Dr. Stamatios (Tom) Krimigis
Dr. Stamatios (Tom) Krimigis has been at APL since 1968, after earning his B. Physics from the University of Minnesota (1961), and his M.S. (1963) and Ph.D. (1965) in Physics from the University of Iowa and serving as Assistant Professor of Physics and Astronomy there. He became Supervisor of Space Physics and Instrumentation in the Space Department, Chief Scientist in 1980, Department Head in 1991, and Emeritus Head in 2004. He is Principal Investigator on several NASA spacecraft, including Voyagers 1 and 2 to the Outer Planets and the Voyager Interstellar Mission, and the Cassini mission to Saturn and Titan. He has designed and built instruments that have flown to seven of the nine planets, and hopes to complete the set with his participation in the MESSENGER mission to Mercury and New Horizons mission to Pluto. He has published more than 370 papers in journals and books on the physics of the sun, interplanetary medium, planetary magnetospheres, and the heliosphere. He is recipient of NASA's Exceptional Scientific Achievement Medal twice, is a Fellow of the American Physical Society, American Geophysical Union, and American Association for the Advancement of Science, recipient of COSPAR's Space Science Award in 2002, a recipient of the Basic Sciences Award of the International Academy of Astronautics where he serves on the Board of Trustees, and was elected recently to the newly established chair of "Science of Space" of the Academy of Athens.
Cassini at Saturn: Wonders of the Giant Planet Revisited
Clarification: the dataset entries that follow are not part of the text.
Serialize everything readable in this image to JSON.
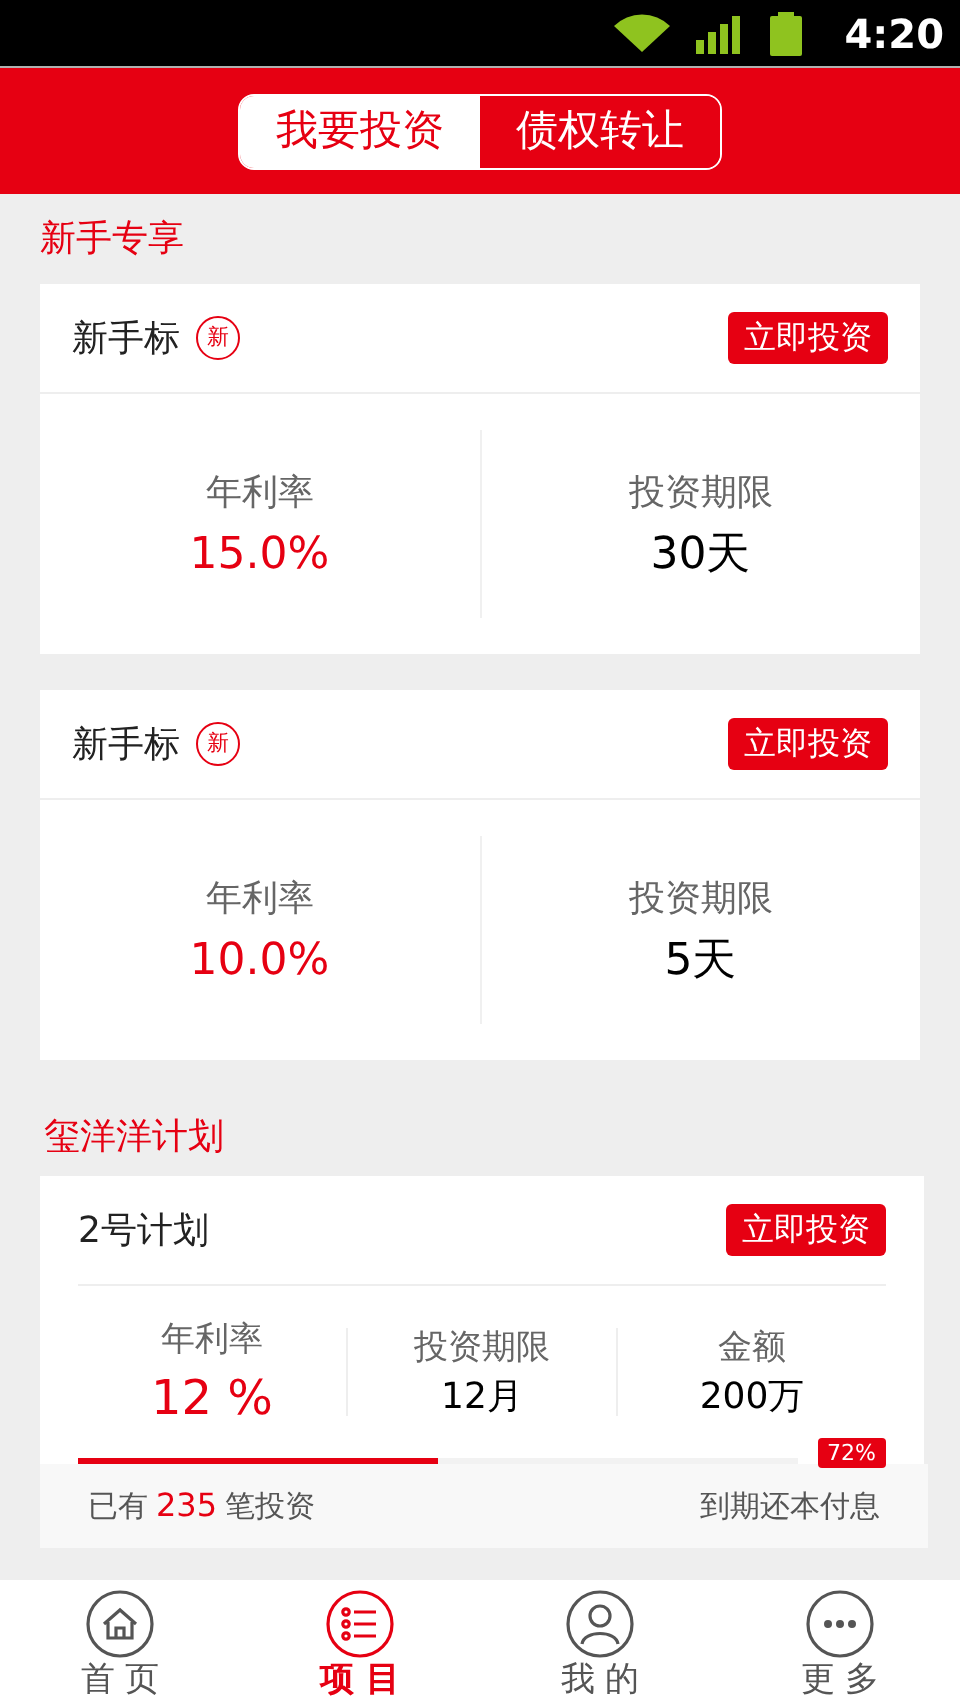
{
  "status_bar": {
    "time": "4:20"
  },
  "tabs": [
    {
      "label": "我要投资",
      "selected": true
    },
    {
      "label": "债权转让",
      "selected": false
    }
  ],
  "sections": [
    {
      "title": "新手专享",
      "cards": [
        {
          "kind": "simple",
          "name": "新手标",
          "badge": "新",
          "button": "立即投资",
          "stats": [
            {
              "label": "年利率",
              "value": "15.0%",
              "highlight": true
            },
            {
              "label": "投资期限",
              "value": "30天",
              "highlight": false
            }
          ]
        },
        {
          "kind": "simple",
          "name": "新手标",
          "badge": "新",
          "button": "立即投资",
          "stats": [
            {
              "label": "年利率",
              "value": "10.0%",
              "highlight": true
            },
            {
              "label": "投资期限",
              "value": "5天",
              "highlight": false
            }
          ]
        }
      ]
    },
    {
      "title": "玺洋洋计划",
      "cards": [
        {
          "kind": "plan",
          "name": "2号计划",
          "button": "立即投资",
          "stats": [
            {
              "label": "年利率",
              "value": "12 %",
              "highlight": true
            },
            {
              "label": "投资期限",
              "value": "12月",
              "highlight": false
            },
            {
              "label": "金额",
              "value": "200万",
              "highlight": false
            }
          ],
          "progress": {
            "level": 0.5,
            "label": "72%"
          },
          "count_prefix": "已有",
          "count": "235",
          "count_suffix": "笔投资",
          "repayment": "到期还本付息"
        }
      ]
    }
  ],
  "nav": [
    {
      "kind": "home",
      "label": "首 页",
      "selected": false
    },
    {
      "kind": "list",
      "label": "项 目",
      "selected": true
    },
    {
      "kind": "user",
      "label": "我 的",
      "selected": false
    },
    {
      "kind": "more",
      "label": "更 多",
      "selected": false
    }
  ]
}
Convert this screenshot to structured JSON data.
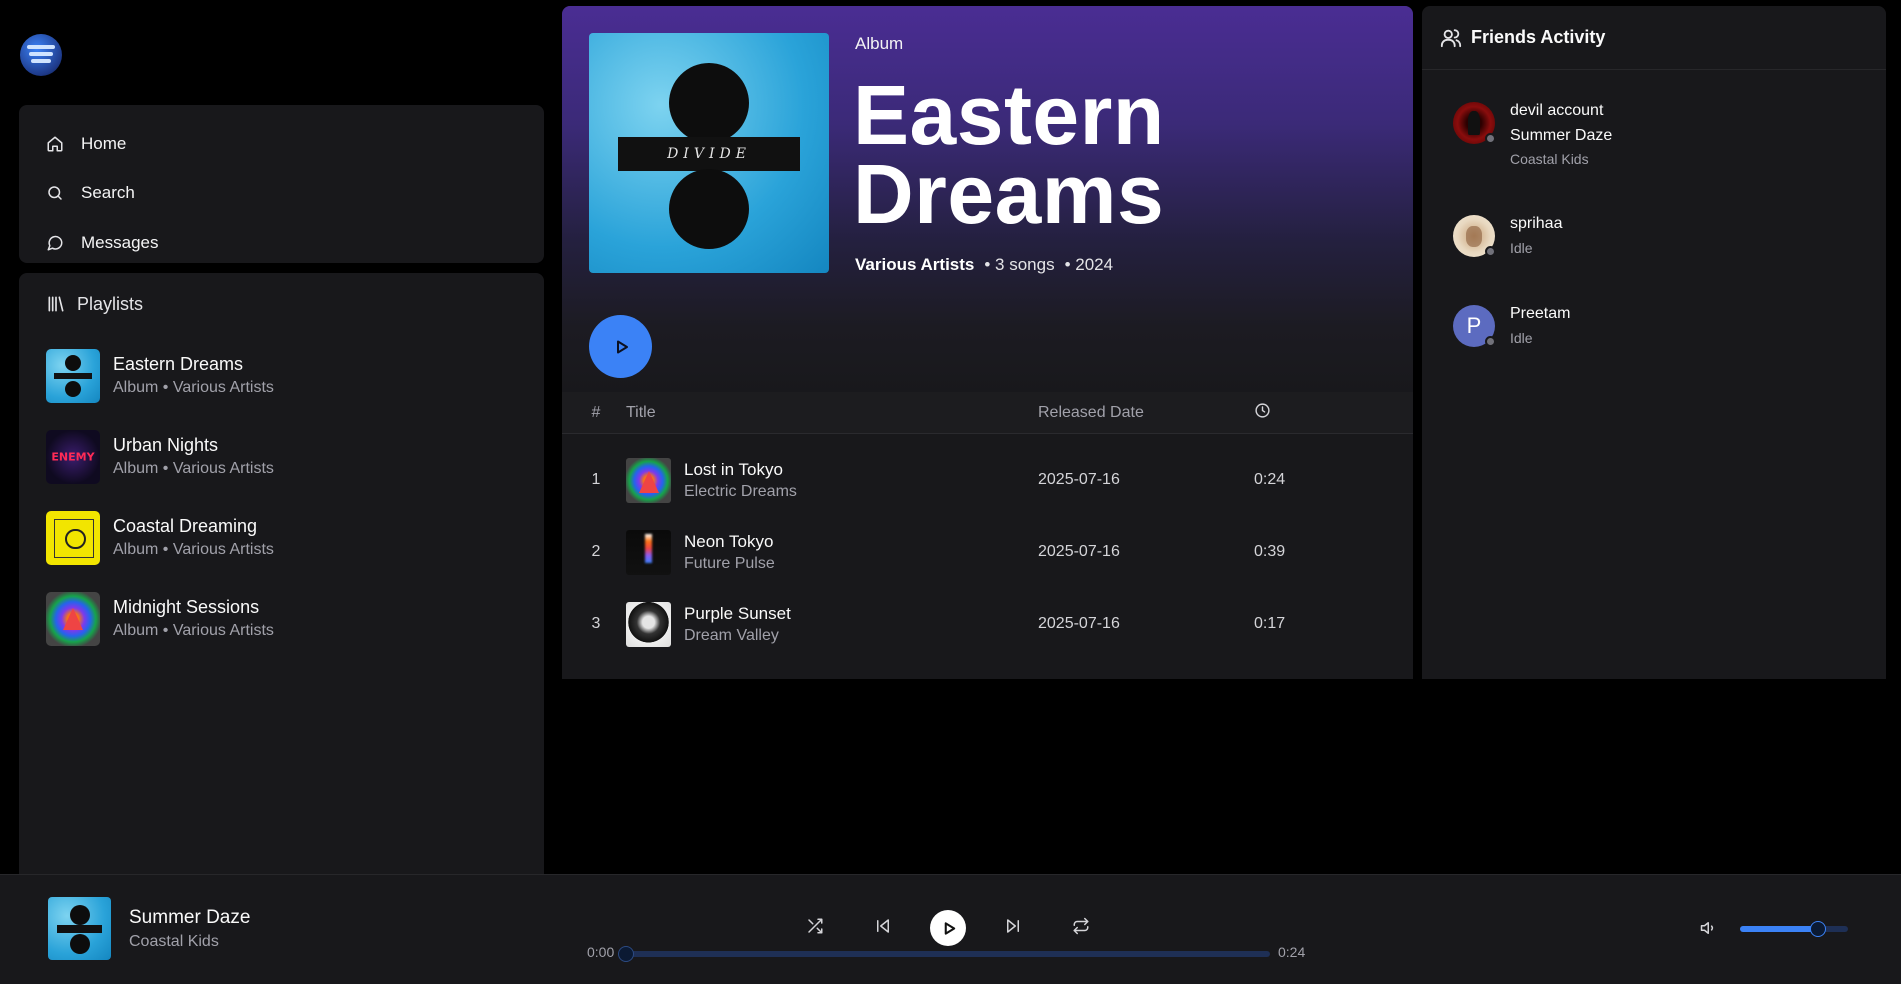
{
  "nav": {
    "items": [
      {
        "label": "Home",
        "icon": "home-icon"
      },
      {
        "label": "Search",
        "icon": "search-icon"
      },
      {
        "label": "Messages",
        "icon": "message-icon"
      }
    ]
  },
  "library": {
    "title": "Playlists",
    "items": [
      {
        "title": "Eastern Dreams",
        "subtitle": "Album • Various Artists"
      },
      {
        "title": "Urban Nights",
        "subtitle": "Album • Various Artists"
      },
      {
        "title": "Coastal Dreaming",
        "subtitle": "Album • Various Artists"
      },
      {
        "title": "Midnight Sessions",
        "subtitle": "Album • Various Artists"
      }
    ]
  },
  "album": {
    "type": "Album",
    "title": "Eastern Dreams",
    "artist": "Various Artists",
    "song_count": "• 3 songs",
    "year": "• 2024",
    "cover_text": "DIVIDE"
  },
  "tracks": {
    "headers": {
      "num": "#",
      "title": "Title",
      "date": "Released Date"
    },
    "rows": [
      {
        "num": "1",
        "name": "Lost in Tokyo",
        "artist": "Electric Dreams",
        "date": "2025-07-16",
        "duration": "0:24"
      },
      {
        "num": "2",
        "name": "Neon Tokyo",
        "artist": "Future Pulse",
        "date": "2025-07-16",
        "duration": "0:39"
      },
      {
        "num": "3",
        "name": "Purple Sunset",
        "artist": "Dream Valley",
        "date": "2025-07-16",
        "duration": "0:17"
      }
    ]
  },
  "friends": {
    "title": "Friends Activity",
    "list": [
      {
        "name": "devil account",
        "song": "Summer Daze",
        "status": "Coastal Kids"
      },
      {
        "name": "sprihaa",
        "status": "Idle"
      },
      {
        "name": "Preetam",
        "initial": "P",
        "status": "Idle"
      }
    ]
  },
  "player": {
    "title": "Summer Daze",
    "artist": "Coastal Kids",
    "time_current": "0:00",
    "time_total": "0:24",
    "progress": 0,
    "volume": 0.72
  },
  "colors": {
    "accent": "#3b82f6",
    "panel": "#18181b",
    "hero": "#4a2d93"
  }
}
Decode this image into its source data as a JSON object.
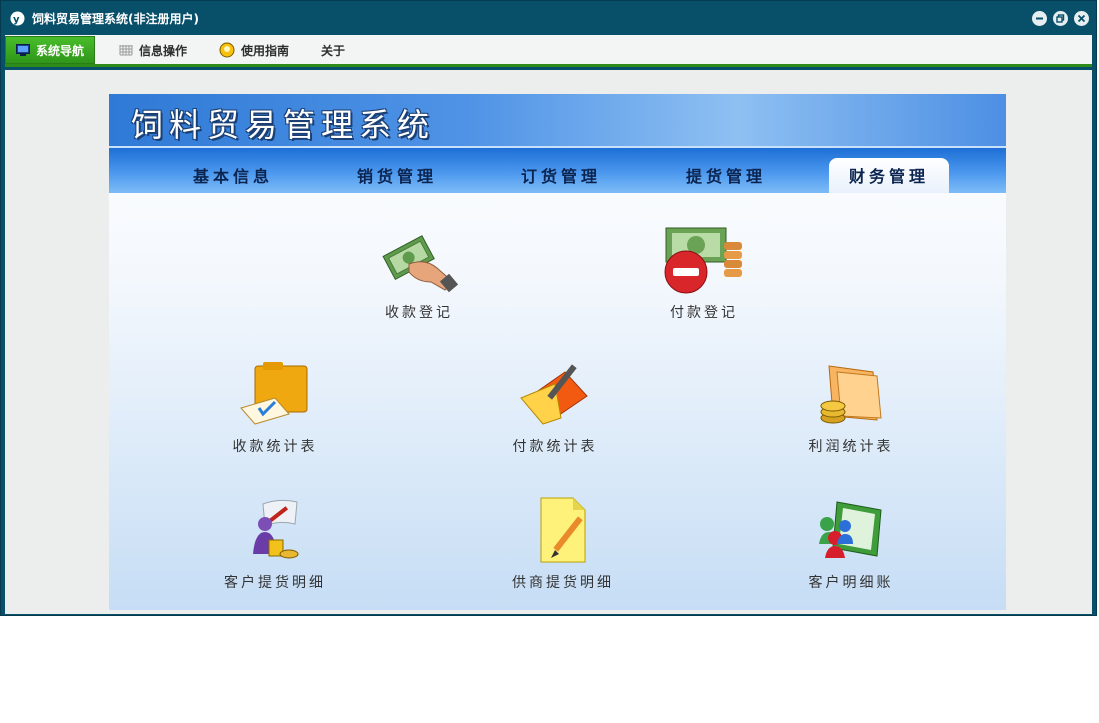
{
  "window": {
    "title": "饲料贸易管理系统(非注册用户)",
    "controls": [
      "minimize-icon",
      "restore-icon",
      "close-icon"
    ]
  },
  "menubar": {
    "items": [
      {
        "label": "系统导航",
        "icon": "monitor-icon",
        "active": true
      },
      {
        "label": "信息操作",
        "icon": "grid-icon",
        "active": false
      },
      {
        "label": "使用指南",
        "icon": "bulb-icon",
        "active": false
      },
      {
        "label": "关于",
        "icon": "",
        "active": false
      }
    ],
    "accent": "#2f8a1c"
  },
  "banner": {
    "title": "饲料贸易管理系统"
  },
  "tabs": [
    {
      "label": "基本信息",
      "active": false
    },
    {
      "label": "销货管理",
      "active": false
    },
    {
      "label": "订货管理",
      "active": false
    },
    {
      "label": "提货管理",
      "active": false
    },
    {
      "label": "财务管理",
      "active": true
    }
  ],
  "finance": {
    "items": [
      {
        "label": "收款登记",
        "icon": "money-hand-icon"
      },
      {
        "label": "付款登记",
        "icon": "money-minus-icon"
      },
      {
        "label": "收款统计表",
        "icon": "folder-check-icon"
      },
      {
        "label": "付款统计表",
        "icon": "folder-pen-icon"
      },
      {
        "label": "利润统计表",
        "icon": "folder-coins-icon"
      },
      {
        "label": "客户提货明细",
        "icon": "person-scroll-icon"
      },
      {
        "label": "供商提货明细",
        "icon": "note-pencil-icon"
      },
      {
        "label": "客户明细账",
        "icon": "ledger-people-icon"
      }
    ]
  }
}
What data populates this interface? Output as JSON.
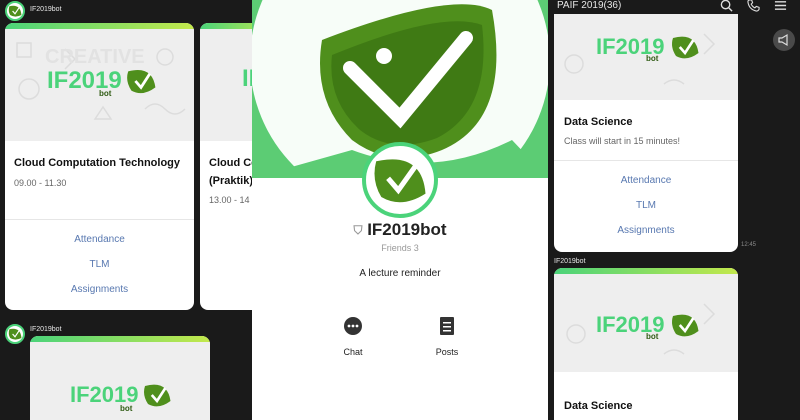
{
  "left": {
    "sender_top": "IF2019bot",
    "sender_bottom": "IF2019bot",
    "cards": [
      {
        "title": "Cloud Computation Technology",
        "time": "09.00 - 11.30",
        "actions": [
          "Attendance",
          "TLM",
          "Assignments"
        ]
      },
      {
        "title_line1": "Cloud Co",
        "title_line2": "(Praktik)",
        "time": "13.00 - 14"
      }
    ]
  },
  "logo": {
    "word": "IF2019",
    "sub": "bot"
  },
  "profile": {
    "name": "IF2019bot",
    "friends": "Friends 3",
    "description": "A lecture reminder",
    "chat_label": "Chat",
    "posts_label": "Posts"
  },
  "right": {
    "chat_title": "PAIF 2019(36)",
    "card1": {
      "title": "Data Science",
      "subtitle": "Class will start in 15 minutes!",
      "actions": [
        "Attendance",
        "TLM",
        "Assignments"
      ]
    },
    "timestamp": "12:45",
    "sender": "IF2019bot",
    "card2": {
      "title": "Data Science"
    }
  },
  "colors": {
    "accent_green": "#4bd37a",
    "leaf_green": "#4f8f1c",
    "link_blue": "#5878b0"
  }
}
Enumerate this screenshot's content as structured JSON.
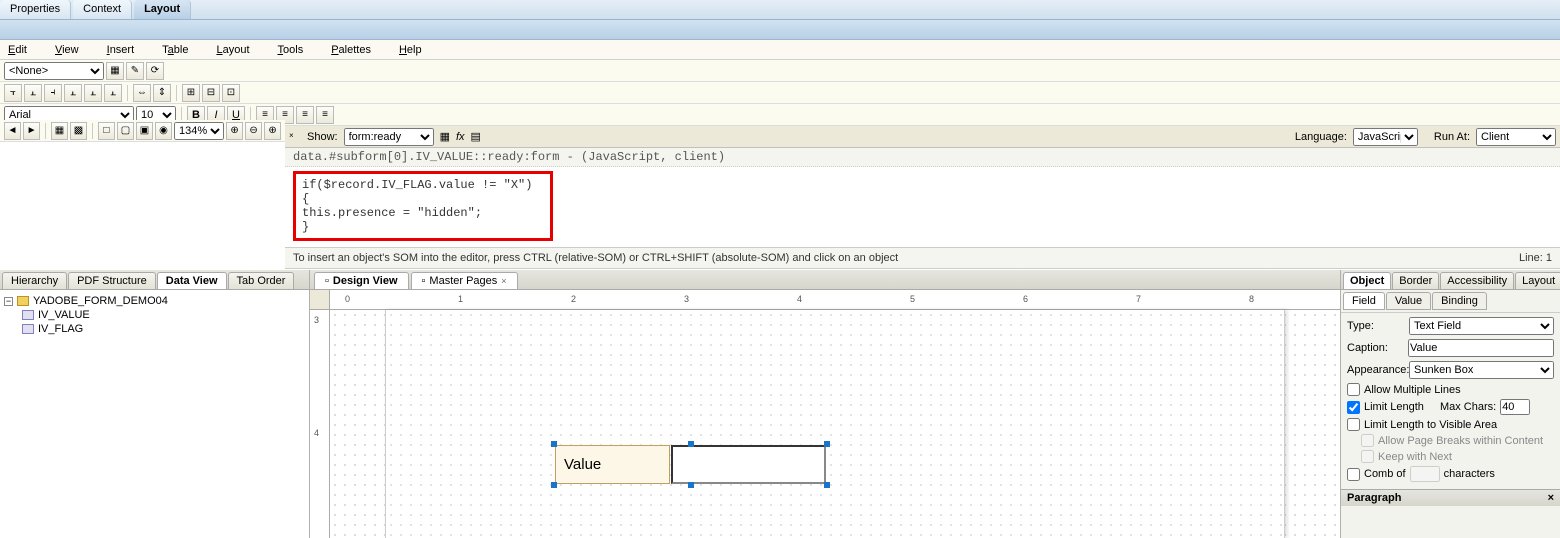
{
  "top_tabs": [
    "Properties",
    "Context",
    "Layout"
  ],
  "top_tabs_active": 2,
  "menu": [
    "Edit",
    "View",
    "Insert",
    "Table",
    "Layout",
    "Tools",
    "Palettes",
    "Help"
  ],
  "style_select": "<None>",
  "font_name": "Arial",
  "font_size": "10",
  "zoom": "134%",
  "script": {
    "show_label": "Show:",
    "show_value": "form:ready",
    "language_label": "Language:",
    "language_value": "JavaScript",
    "run_at_label": "Run At:",
    "run_at_value": "Client",
    "header_line": "data.#subform[0].IV_VALUE::ready:form - (JavaScript, client)",
    "code": "if($record.IV_FLAG.value != \"X\")\n{\nthis.presence = \"hidden\";\n}",
    "status": "To insert an object's SOM into the editor, press CTRL (relative-SOM) or CTRL+SHIFT (absolute-SOM) and click on an object",
    "line_label": "Line: 1"
  },
  "left_tabs": [
    "Hierarchy",
    "PDF Structure",
    "Data View",
    "Tab Order"
  ],
  "left_tabs_active": 2,
  "tree": {
    "root": "YADOBE_FORM_DEMO04",
    "children": [
      "IV_VALUE",
      "IV_FLAG"
    ]
  },
  "center_tabs": [
    "Design View",
    "Master Pages"
  ],
  "center_tabs_active": 0,
  "ruler_h": [
    "0",
    "1",
    "2",
    "3",
    "4",
    "5",
    "6",
    "7",
    "8"
  ],
  "ruler_v": [
    "3",
    "4"
  ],
  "field_caption": "Value",
  "right": {
    "tabs": [
      "Object",
      "Border",
      "Accessibility",
      "Layout"
    ],
    "tabs_active": 0,
    "subtabs": [
      "Field",
      "Value",
      "Binding"
    ],
    "subtabs_active": 0,
    "type_label": "Type:",
    "type_value": "Text Field",
    "caption_label": "Caption:",
    "caption_value": "Value",
    "appearance_label": "Appearance:",
    "appearance_value": "Sunken Box",
    "allow_multiple": "Allow Multiple Lines",
    "limit_length": "Limit Length",
    "max_chars_label": "Max Chars:",
    "max_chars_value": "40",
    "limit_visible": "Limit Length to Visible Area",
    "allow_page_breaks": "Allow Page Breaks within Content",
    "keep_with_next": "Keep with Next",
    "comb_of": "Comb of",
    "characters": "characters",
    "paragraph": "Paragraph"
  }
}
The first encounter of Saturn by a spacecraft occurred in 1979, when Pioneer-11 was retargeted as an afterthought from a flyby of Jupiter in 1974. Pioneer discovered the magnetosphere of the planet, but was not equipped to image Saturn and its moons in any detail. The encounters by Voyager-1 in 1980 and Voyager-2 in 1981 revealed a truly majestic planet with spectacular rings and the biggest satellite in the solar system, Titan, shrouded by a thick atmosphere some 50% thicker than that of Earth's, making it impossible to image the moon's surface. The magnetosphere was found to be quite variable and contain hot plasma at temperatures of hundreds of millions of degrees, as determined from the APL instrument on those spacecraft. Cassini, launched in October 1997, arrived at Saturn on July 1 this year carrying a comprehensive payload of instruments including the APL-built Magnetospheric Imaging Instrument (MIMI), and a Synthetic Aperture Radar (SAR) designed to peer through Titan's smog and image the surface. The data so far have been exceptional. Some findings include waves in the rings, new moons, many water products floating way past the rings, several mysterious features on Titan's surface and atmosphere, and a magnetosphere that is co-rotating with the planet. This is only the beginning of a four-year tour that will involve some forty-four close encounters (down to ~900 km altitude) with Titan, and the release of the ESA-built Huygens probe that will float through Titan's atmosphere on January 14, 2005 to a hoped-for soft landing on that moon's surface, whether solid or liquid.